Identifying Students’ capabilities and bucketing them into these groups allows you as the teacher to tailor lessons to fit their experience level within these groups. For example, a beginner student can navigate an introduction to the air squat, while an intermediate or advanced student can start to squat using differing forms of resistance, such as a Kettle Bell for Intermediate and a loaded barbell for advanced.
Tasked with lessons built specifically for their level of experience creates a more satisfying and rewarding experience for students, and can help boost motivation and participation.
Differentiation is the key.
2) Be Realistic About Class Time
Another unique challenge within PE is managing class time. Where other classes start and end when the bell rings, PE has an added element of navigating ‘dress out’ time. Suddenly, a class period is shrunk down because of changing, setup, and cleanup.
On the flip side, occupying 90 minutes of activity based class periods in block schedules creates a whole different slew of challenges.

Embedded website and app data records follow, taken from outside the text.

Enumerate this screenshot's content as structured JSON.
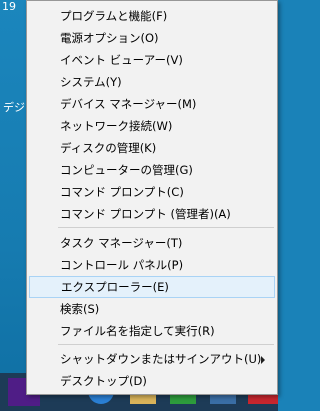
{
  "desktop": {
    "top_text": "19",
    "side_text": "デジ"
  },
  "menu": {
    "items": [
      {
        "label": "プログラムと機能(F)"
      },
      {
        "label": "電源オプション(O)"
      },
      {
        "label": "イベント ビューアー(V)"
      },
      {
        "label": "システム(Y)"
      },
      {
        "label": "デバイス マネージャー(M)"
      },
      {
        "label": "ネットワーク接続(W)"
      },
      {
        "label": "ディスクの管理(K)"
      },
      {
        "label": "コンピューターの管理(G)"
      },
      {
        "label": "コマンド プロンプト(C)"
      },
      {
        "label": "コマンド プロンプト (管理者)(A)"
      },
      {
        "label": "タスク マネージャー(T)"
      },
      {
        "label": "コントロール パネル(P)"
      },
      {
        "label": "エクスプローラー(E)"
      },
      {
        "label": "検索(S)"
      },
      {
        "label": "ファイル名を指定して実行(R)"
      },
      {
        "label": "シャットダウンまたはサインアウト(U)"
      },
      {
        "label": "デスクトップ(D)"
      }
    ]
  },
  "taskbar": {
    "icons": [
      "start-icon",
      "internet-explorer-icon",
      "file-explorer-icon",
      "store-icon",
      "app-icon",
      "app-icon"
    ]
  }
}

If you have short classes, it is important to be realistic with your class time! Don’t try and cram an hour-long lesson into a 45-minute window. Rather, adjust lessons to fit the class time, and if needed, allow one lesson to extend over two class periods.
If you have extra long classes, forcing kids to exercise for 90 straight minutes may not be appropriate. Using class time to cover two different types of lessons can be a great way to engage more kids while covering a broader set of materials.
For example, many PLT4M schools that have block schedules will use the first 45 minutes for a fitness or weight training workout. Then, they help kids recover by using a Yoga or Mobility focused lesson. You could swap out the workout for an activity unit like Pickle Ball, and then spend time on the back half with 20 minutes of Mindfulness or Stretching.
3) Develop Routines
One of the best ways to maximize the limited time is by developing routines. Students thrive off of a routine and structure. Creating simple expectations around student responsibilities can help create a better class flow.
These can come in many different forms:
- Group warmup or opening ‘team’ meeting
- Dedicated mid-class regroup for water or bathroom break
- Exit tickets – a task or activity assignment that is the exit ticket for the day
Be careful not to mistake routine for repetition. Instead, think of the different class parts as buckets or benchmarks that students can always return to, but they are not always the same!
For example, class warmup might not always be a timed one-mile run around the track, but instead a 5-minute movement activity that can be varied and fun. But it is always 5 minutes!
4) Utilize Technology & Resources
You might be thinking that the best way to manage your classroom would be to have students not using their phones or technology. Social media and all the text messages are a distraction, right?
But if you flip the script and turn technology into a tool for PE, the benefits are endless. All of your other classroom strategies listed above become more manageable.
If you have identified different experience levels, you can use technology to deliver personalized lessons to kids based on what bucket that fall in. This creates a more engaging experience for each student.
Additionally, technology can streamline the “set up” time as kids grow accustomed to coming in and accessing lessons on their device. This can save you valuable time on the front end of class.
Technology also provides an opportunity to “flip the classroom”, delivering lessons that can be reviewed and digested before class even starts. Now, when students come to class, they are familiar with your chosen warm up routine, and have less questions about different aspects of the lesson.
If that goal is to manage a classroom, technology helps you not go at it alone!
Schools In Action! Tech in the PE classroom.